PROBLEM TO SOLVE: Among the lines below, list those containing the string "image".

Segment Open

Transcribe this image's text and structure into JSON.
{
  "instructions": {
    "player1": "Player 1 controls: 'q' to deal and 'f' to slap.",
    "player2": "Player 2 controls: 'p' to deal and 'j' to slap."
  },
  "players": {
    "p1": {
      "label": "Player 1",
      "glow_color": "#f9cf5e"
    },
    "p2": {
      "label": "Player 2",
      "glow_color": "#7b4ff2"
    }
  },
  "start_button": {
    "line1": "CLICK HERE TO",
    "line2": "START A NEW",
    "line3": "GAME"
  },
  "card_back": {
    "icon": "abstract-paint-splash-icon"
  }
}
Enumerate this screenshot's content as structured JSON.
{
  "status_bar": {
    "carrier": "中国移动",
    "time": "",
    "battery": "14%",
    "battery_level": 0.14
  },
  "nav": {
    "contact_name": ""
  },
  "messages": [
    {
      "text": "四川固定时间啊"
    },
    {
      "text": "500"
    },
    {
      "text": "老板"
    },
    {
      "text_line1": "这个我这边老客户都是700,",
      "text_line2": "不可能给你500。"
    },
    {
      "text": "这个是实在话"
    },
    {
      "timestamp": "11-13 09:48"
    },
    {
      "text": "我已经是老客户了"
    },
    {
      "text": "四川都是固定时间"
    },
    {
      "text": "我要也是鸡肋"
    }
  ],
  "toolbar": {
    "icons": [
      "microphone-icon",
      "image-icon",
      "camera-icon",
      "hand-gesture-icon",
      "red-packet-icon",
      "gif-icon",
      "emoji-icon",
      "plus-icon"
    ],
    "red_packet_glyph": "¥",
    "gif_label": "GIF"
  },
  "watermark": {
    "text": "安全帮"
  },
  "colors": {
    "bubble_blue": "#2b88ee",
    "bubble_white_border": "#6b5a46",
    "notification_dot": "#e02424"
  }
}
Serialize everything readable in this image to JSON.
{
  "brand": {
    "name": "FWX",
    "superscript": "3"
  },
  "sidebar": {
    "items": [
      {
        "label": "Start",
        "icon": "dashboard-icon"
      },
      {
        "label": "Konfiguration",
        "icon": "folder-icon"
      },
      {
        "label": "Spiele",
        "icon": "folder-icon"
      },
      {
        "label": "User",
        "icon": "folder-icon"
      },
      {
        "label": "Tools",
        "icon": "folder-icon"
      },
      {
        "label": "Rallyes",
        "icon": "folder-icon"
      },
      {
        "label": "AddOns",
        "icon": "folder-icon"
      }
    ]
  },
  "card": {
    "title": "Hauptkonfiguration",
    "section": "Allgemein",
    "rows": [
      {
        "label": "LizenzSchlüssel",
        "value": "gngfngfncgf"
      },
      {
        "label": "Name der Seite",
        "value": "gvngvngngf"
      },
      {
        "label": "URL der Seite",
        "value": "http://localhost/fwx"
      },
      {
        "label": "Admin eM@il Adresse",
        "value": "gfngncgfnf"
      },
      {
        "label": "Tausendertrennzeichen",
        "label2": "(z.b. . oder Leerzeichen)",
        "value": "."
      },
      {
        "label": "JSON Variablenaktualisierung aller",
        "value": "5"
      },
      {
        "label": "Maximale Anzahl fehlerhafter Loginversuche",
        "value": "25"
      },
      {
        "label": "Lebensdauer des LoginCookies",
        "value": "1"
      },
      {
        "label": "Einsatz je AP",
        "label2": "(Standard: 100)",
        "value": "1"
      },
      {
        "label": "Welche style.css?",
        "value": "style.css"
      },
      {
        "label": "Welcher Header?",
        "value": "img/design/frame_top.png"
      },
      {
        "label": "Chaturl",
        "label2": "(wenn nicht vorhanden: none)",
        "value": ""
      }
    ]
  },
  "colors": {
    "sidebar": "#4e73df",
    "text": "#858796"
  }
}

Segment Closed

RESPONSE BOX:
Transcribe this image's text and structure into JSON.
      "image-icon",
Serialize everything readable in this image to JSON.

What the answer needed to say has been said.